### [WORK ORDER]
Every record that follows should be written out word for word; the pictures stay out.

### [INPUT]
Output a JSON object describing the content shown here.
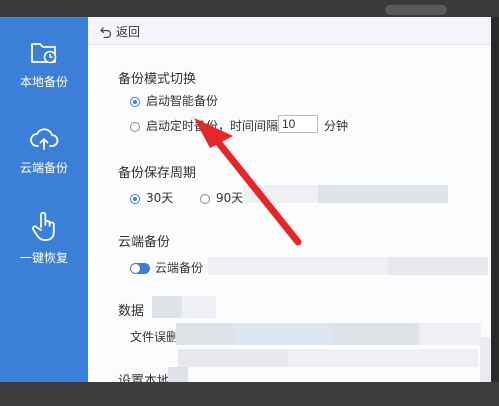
{
  "colors": {
    "sidebar_bg": "#3b7fd9",
    "accent": "#3b7fd9",
    "arrow": "#e8262a",
    "frame": "#2b2b2b"
  },
  "sidebar": {
    "items": [
      {
        "label": "本地备份",
        "icon": "folder-clock-icon"
      },
      {
        "label": "云端备份",
        "icon": "cloud-upload-icon"
      },
      {
        "label": "一键恢复",
        "icon": "hand-pointer-icon"
      }
    ]
  },
  "toolbar": {
    "back_label": "返回",
    "back_icon": "undo-icon"
  },
  "backup_mode": {
    "title": "备份模式切换",
    "option_smart": "启动智能备份",
    "option_timed_prefix": "启动定时",
    "option_timed_suffix": "备份，时间间隔",
    "interval_value": "10",
    "interval_unit": "分钟",
    "selected": "smart"
  },
  "retention": {
    "title": "备份保存周期",
    "option_30": "30天",
    "option_90": "90天",
    "selected": "30"
  },
  "cloud": {
    "title": "云端备份",
    "toggle_label": "云端备份",
    "enabled": true
  },
  "data_section": {
    "title_visible": "数据",
    "item_visible": "文件误删不"
  },
  "local_section": {
    "title_visible": "设置本地"
  },
  "annotation": {
    "icon": "red-arrow-icon"
  }
}
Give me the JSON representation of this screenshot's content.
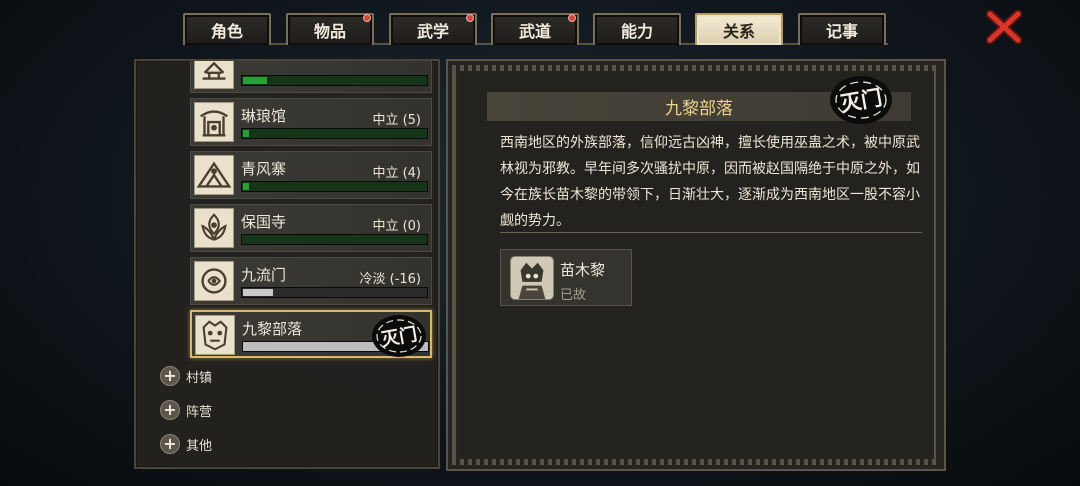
{
  "tabs": [
    {
      "label": "角色",
      "dot": false,
      "active": false
    },
    {
      "label": "物品",
      "dot": true,
      "active": false
    },
    {
      "label": "武学",
      "dot": true,
      "active": false
    },
    {
      "label": "武道",
      "dot": true,
      "active": false
    },
    {
      "label": "能力",
      "dot": false,
      "active": false
    },
    {
      "label": "关系",
      "dot": false,
      "active": true
    },
    {
      "label": "记事",
      "dot": false,
      "active": false
    }
  ],
  "factions": [
    {
      "name": "",
      "status": "",
      "reputation_fill": 0.13,
      "bar": "green",
      "icon": "pagoda-emblem-icon"
    },
    {
      "name": "琳琅馆",
      "status": "中立 (5)",
      "reputation_fill": 0.03,
      "bar": "green",
      "icon": "pavilion-emblem-icon"
    },
    {
      "name": "青风寨",
      "status": "中立 (4)",
      "reputation_fill": 0.03,
      "bar": "green",
      "icon": "fortress-emblem-icon"
    },
    {
      "name": "保国寺",
      "status": "中立 (0)",
      "reputation_fill": 0.0,
      "bar": "green",
      "icon": "lotus-emblem-icon"
    },
    {
      "name": "九流门",
      "status": "冷淡 (-16)",
      "reputation_fill": 0.16,
      "bar": "gray",
      "icon": "serpent-emblem-icon"
    },
    {
      "name": "九黎部落",
      "status": "",
      "reputation_fill": 1.0,
      "bar": "white",
      "icon": "mask-emblem-icon",
      "seal": "灭门",
      "selected": true
    }
  ],
  "categories": [
    {
      "label": "村镇"
    },
    {
      "label": "阵营"
    },
    {
      "label": "其他"
    }
  ],
  "detail": {
    "title": "九黎部落",
    "seal": "灭门",
    "description": "西南地区的外族部落，信仰远古凶神，擅长使用巫蛊之术，被中原武林视为邪教。早年间多次骚扰中原，因而被赵国隔绝于中原之外，如今在族长苗木黎的带领下，日渐壮大，逐渐成为西南地区一股不容小觑的势力。",
    "members": [
      {
        "name": "苗木黎",
        "status": "已故"
      }
    ]
  },
  "colors": {
    "accent_gold": "#d9b86a",
    "title_text": "#f0d48c",
    "bar_green": "#29a035",
    "bar_gray": "#c9c9c9",
    "close_red": "#d8352a"
  }
}
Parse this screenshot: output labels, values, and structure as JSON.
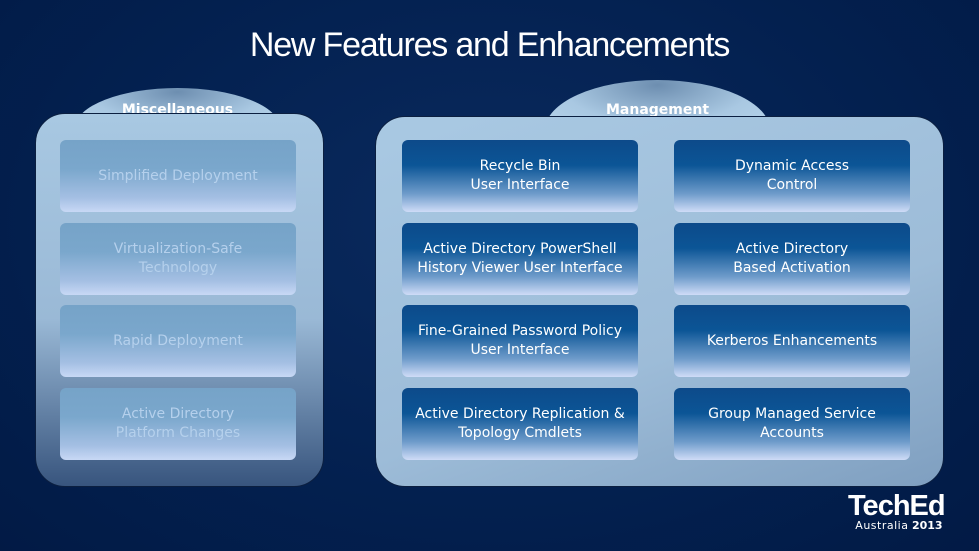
{
  "title": "New Features and Enhancements",
  "groups": [
    {
      "label": "Miscellaneous",
      "items": [
        "Simplified Deployment",
        "Virtualization-Safe Technology",
        "Rapid Deployment",
        "Active Directory Platform Changes"
      ]
    },
    {
      "label": "Management",
      "items": [
        "Recycle Bin User Interface",
        "Dynamic Access Control",
        "Active Directory PowerShell History Viewer User Interface",
        "Active Directory Based Activation",
        "Fine-Grained Password Policy User Interface",
        "Kerberos Enhancements",
        "Active Directory Replication & Topology Cmdlets",
        "Group Managed Service Accounts"
      ]
    }
  ],
  "logo": {
    "name": "TechEd",
    "region": "Australia",
    "year": "2013"
  },
  "colors": {
    "background": "#03204f",
    "pale_box": "#7aa7cc",
    "dark_box": "#0b5596"
  }
}
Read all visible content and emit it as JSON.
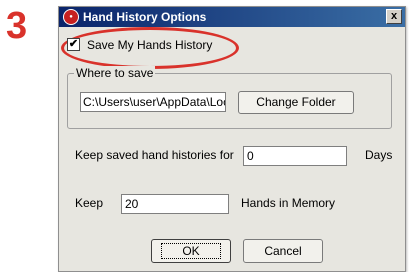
{
  "annotation": {
    "step_number": "3",
    "highlight_color": "#d9322b"
  },
  "window": {
    "title": "Hand History Options",
    "icon": "app-logo-icon",
    "close_glyph": "x"
  },
  "save_history": {
    "label": "Save My Hands History",
    "checked": true,
    "check_glyph": "✔"
  },
  "where_to_save": {
    "legend": "Where to save",
    "path_value": "C:\\Users\\user\\AppData\\Loc",
    "change_folder_label": "Change Folder"
  },
  "keep_days": {
    "label": "Keep saved hand histories for",
    "value": "0",
    "unit": "Days"
  },
  "keep_hands": {
    "label": "Keep",
    "value": "20",
    "unit": "Hands in Memory"
  },
  "buttons": {
    "ok_label": "OK",
    "cancel_label": "Cancel"
  },
  "colors": {
    "titlebar_start": "#0a246a",
    "titlebar_end": "#3a6ea5",
    "dialog_bg": "#e7e6e0"
  }
}
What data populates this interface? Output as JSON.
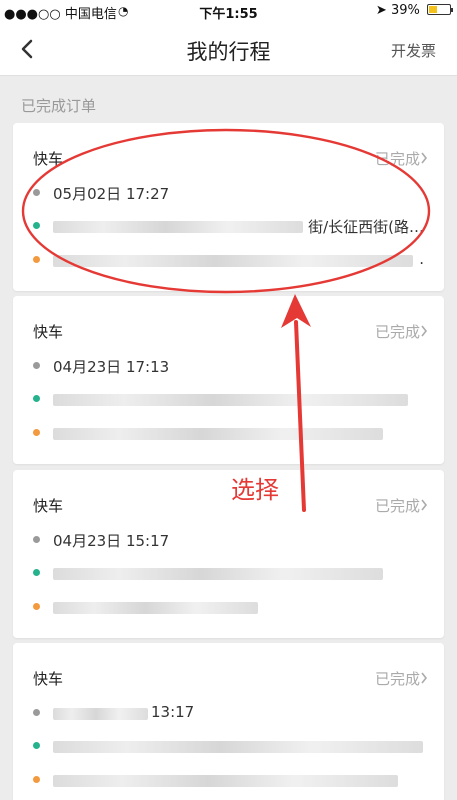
{
  "status_bar": {
    "carrier": "●●●○○ 中国电信",
    "time": "下午1:55",
    "battery": "39%",
    "battery_fraction": 0.39,
    "icons": [
      "wifi-icon",
      "location-arrow-icon",
      "battery-icon"
    ]
  },
  "nav": {
    "title": "我的行程",
    "action": "开发票",
    "back_icon": "chevron-left-icon"
  },
  "section": {
    "title": "已完成订单"
  },
  "orders": [
    {
      "type": "快车",
      "status": "已完成",
      "time": "05月02日 17:27",
      "start_prefix": "",
      "start_suffix": "街/长征西街(路…",
      "end_prefix": "",
      "end_suffix": "."
    },
    {
      "type": "快车",
      "status": "已完成",
      "time": "04月23日 17:13",
      "start_prefix": "",
      "start_suffix": "",
      "end_prefix": "",
      "end_suffix": ""
    },
    {
      "type": "快车",
      "status": "已完成",
      "time": "04月23日 15:17",
      "start_prefix": "",
      "start_suffix": "",
      "end_prefix": "",
      "end_suffix": ""
    },
    {
      "type": "快车",
      "status": "已完成",
      "time": "13:17",
      "start_prefix": "",
      "start_suffix": "",
      "end_prefix": "",
      "end_suffix": ""
    }
  ],
  "annotation": {
    "text": "选择",
    "color": "#e53935"
  },
  "colors": {
    "background": "#ececec",
    "card": "#ffffff",
    "status_gray": "#aaaaaa",
    "start_dot": "#27b28e",
    "end_dot": "#f39a3e",
    "annotation_red": "#e53935"
  }
}
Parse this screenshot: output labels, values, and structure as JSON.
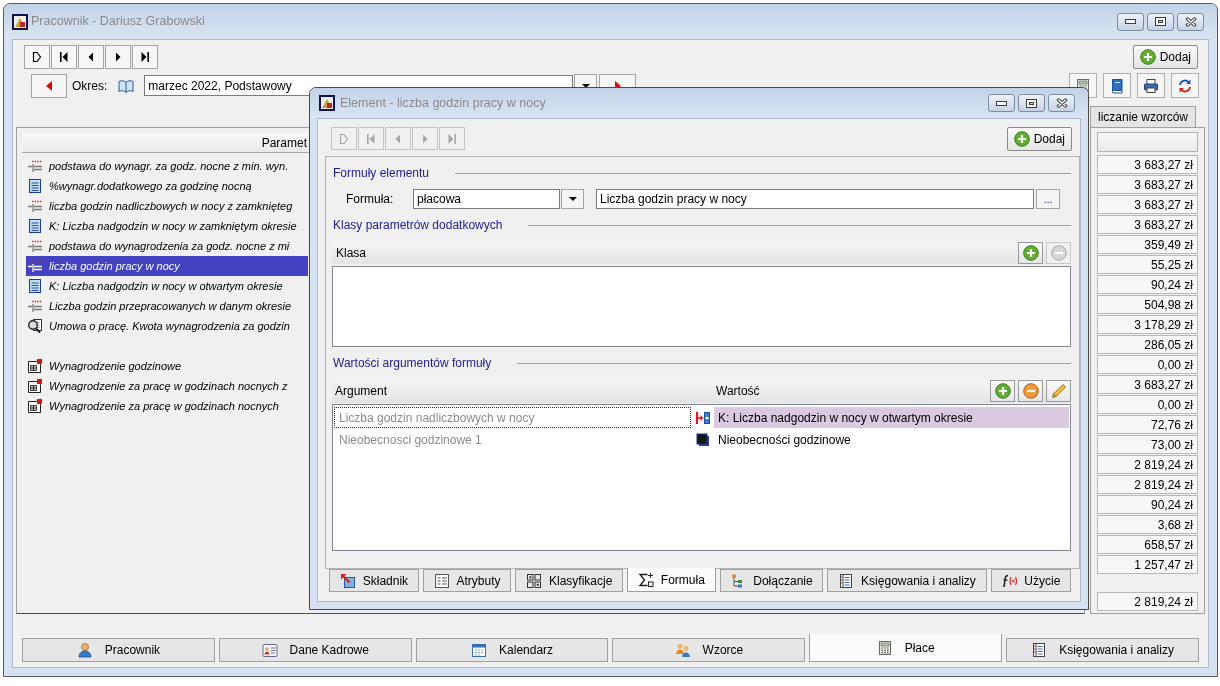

### [ANSWER FOR THE TASK]
Output a JSON object describing the content shown here.
{
  "colors": {
    "sidebar_bg": "#3b7fd9",
    "accent": "#3b7fd9",
    "arrow": "#e8262a",
    "frame": "#2b2b2b"
  },
  "sidebar": {
    "items": [
      {
        "label": "本地备份",
        "icon": "folder-clock-icon"
      },
      {
        "label": "云端备份",
        "icon": "cloud-upload-icon"
      },
      {
        "label": "一键恢复",
        "icon": "hand-pointer-icon"
      }
    ]
  },
  "toolbar": {
    "back_label": "返回",
    "back_icon": "undo-icon"
  },
  "backup_mode": {
    "title": "备份模式切换",
    "option_smart": "启动智能备份",
    "option_timed_prefix": "启动定时",
    "option_timed_suffix": "备份，时间间隔",
    "interval_value": "10",
    "interval_unit": "分钟",
    "selected": "smart"
  },
  "retention": {
    "title": "备份保存周期",
    "option_30": "30天",
    "option_90": "90天",
    "selected": "30"
  },
  "cloud": {
    "title": "云端备份",
    "toggle_label": "云端备份",
    "enabled": true
  },
  "data_section": {
    "title_visible": "数据",
    "item_visible": "文件误删不"
  },
  "local_section": {
    "title_visible": "设置本地"
  },
  "annotation": {
    "icon": "red-arrow-icon"
  }
}
Give me the JSON representation of this screenshot's content.
{
  "tabs": [
    {
      "label": "角色",
      "dot": false,
      "active": false
    },
    {
      "label": "物品",
      "dot": true,
      "active": false
    },
    {
      "label": "武学",
      "dot": true,
      "active": false
    },
    {
      "label": "武道",
      "dot": true,
      "active": false
    },
    {
      "label": "能力",
      "dot": false,
      "active": false
    },
    {
      "label": "关系",
      "dot": false,
      "active": true
    },
    {
      "label": "记事",
      "dot": false,
      "active": false
    }
  ],
  "factions": [
    {
      "name": "",
      "status": "",
      "reputation_fill": 0.13,
      "bar": "green",
      "icon": "pagoda-emblem-icon"
    },
    {
      "name": "琳琅馆",
      "status": "中立 (5)",
      "reputation_fill": 0.03,
      "bar": "green",
      "icon": "pavilion-emblem-icon"
    },
    {
      "name": "青风寨",
      "status": "中立 (4)",
      "reputation_fill": 0.03,
      "bar": "green",
      "icon": "fortress-emblem-icon"
    },
    {
      "name": "保国寺",
      "status": "中立 (0)",
      "reputation_fill": 0.0,
      "bar": "green",
      "icon": "lotus-emblem-icon"
    },
    {
      "name": "九流门",
      "status": "冷淡 (-16)",
      "reputation_fill": 0.16,
      "bar": "gray",
      "icon": "serpent-emblem-icon"
    },
    {
      "name": "九黎部落",
      "status": "",
      "reputation_fill": 1.0,
      "bar": "white",
      "icon": "mask-emblem-icon",
      "seal": "灭门",
      "selected": true
    }
  ],
  "categories": [
    {
      "label": "村镇"
    },
    {
      "label": "阵营"
    },
    {
      "label": "其他"
    }
  ],
  "detail": {
    "title": "九黎部落",
    "seal": "灭门",
    "description": "西南地区的外族部落，信仰远古凶神，擅长使用巫蛊之术，被中原武林视为邪教。早年间多次骚扰中原，因而被赵国隔绝于中原之外，如今在族长苗木黎的带领下，日渐壮大，逐渐成为西南地区一股不容小觑的势力。",
    "members": [
      {
        "name": "苗木黎",
        "status": "已故"
      }
    ]
  },
  "colors": {
    "accent_gold": "#d9b86a",
    "title_text": "#f0d48c",
    "bar_green": "#29a035",
    "bar_gray": "#c9c9c9",
    "close_red": "#d8352a"
  }
}
Parse this screenshot: output labels, values, and structure as JSON.
{
  "title": "New Features and Enhancements",
  "groups": [
    {
      "label": "Miscellaneous",
      "items": [
        "Simplified Deployment",
        "Virtualization-Safe Technology",
        "Rapid Deployment",
        "Active Directory Platform Changes"
      ]
    },
    {
      "label": "Management",
      "items": [
        "Recycle Bin User Interface",
        "Dynamic Access Control",
        "Active Directory PowerShell History Viewer User Interface",
        "Active Directory Based Activation",
        "Fine-Grained Password Policy User Interface",
        "Kerberos Enhancements",
        "Active Directory Replication & Topology Cmdlets",
        "Group Managed Service Accounts"
      ]
    }
  ],
  "logo": {
    "name": "TechEd",
    "region": "Australia",
    "year": "2013"
  },
  "colors": {
    "background": "#03204f",
    "pale_box": "#7aa7cc",
    "dark_box": "#0b5596"
  }
}
Read all visible content and emit it as JSON.
{
  "annotation": {
    "step_number": "3",
    "highlight_color": "#d9322b"
  },
  "window": {
    "title": "Hand History Options",
    "icon": "app-logo-icon",
    "close_glyph": "x"
  },
  "save_history": {
    "label": "Save My Hands History",
    "checked": true,
    "check_glyph": "✔"
  },
  "where_to_save": {
    "legend": "Where to save",
    "path_value": "C:\\Users\\user\\AppData\\Loc",
    "change_folder_label": "Change Folder"
  },
  "keep_days": {
    "label": "Keep saved hand histories for",
    "value": "0",
    "unit": "Days"
  },
  "keep_hands": {
    "label": "Keep",
    "value": "20",
    "unit": "Hands in Memory"
  },
  "buttons": {
    "ok_label": "OK",
    "cancel_label": "Cancel"
  },
  "colors": {
    "titlebar_start": "#0a246a",
    "titlebar_end": "#3a6ea5",
    "dialog_bg": "#e7e6e0"
  }
}
What data populates this interface? Output as JSON.
{
  "status_bar": {
    "carrier": "●●●○○ 中国电信",
    "time": "下午1:55",
    "battery": "39%",
    "battery_fraction": 0.39,
    "icons": [
      "wifi-icon",
      "location-arrow-icon",
      "battery-icon"
    ]
  },
  "nav": {
    "title": "我的行程",
    "action": "开发票",
    "back_icon": "chevron-left-icon"
  },
  "section": {
    "title": "已完成订单"
  },
  "orders": [
    {
      "type": "快车",
      "status": "已完成",
      "time": "05月02日 17:27",
      "start_prefix": "",
      "start_suffix": "街/长征西街(路…",
      "end_prefix": "",
      "end_suffix": "."
    },
    {
      "type": "快车",
      "status": "已完成",
      "time": "04月23日 17:13",
      "start_prefix": "",
      "start_suffix": "",
      "end_prefix": "",
      "end_suffix": ""
    },
    {
      "type": "快车",
      "status": "已完成",
      "time": "04月23日 15:17",
      "start_prefix": "",
      "start_suffix": "",
      "end_prefix": "",
      "end_suffix": ""
    },
    {
      "type": "快车",
      "status": "已完成",
      "time": "13:17",
      "start_prefix": "",
      "start_suffix": "",
      "end_prefix": "",
      "end_suffix": ""
    }
  ],
  "annotation": {
    "text": "选择",
    "color": "#e53935"
  },
  "colors": {
    "background": "#ececec",
    "card": "#ffffff",
    "status_gray": "#aaaaaa",
    "start_dot": "#27b28e",
    "end_dot": "#f39a3e",
    "annotation_red": "#e53935"
  }
}
Parse this screenshot: output labels, values, and structure as JSON.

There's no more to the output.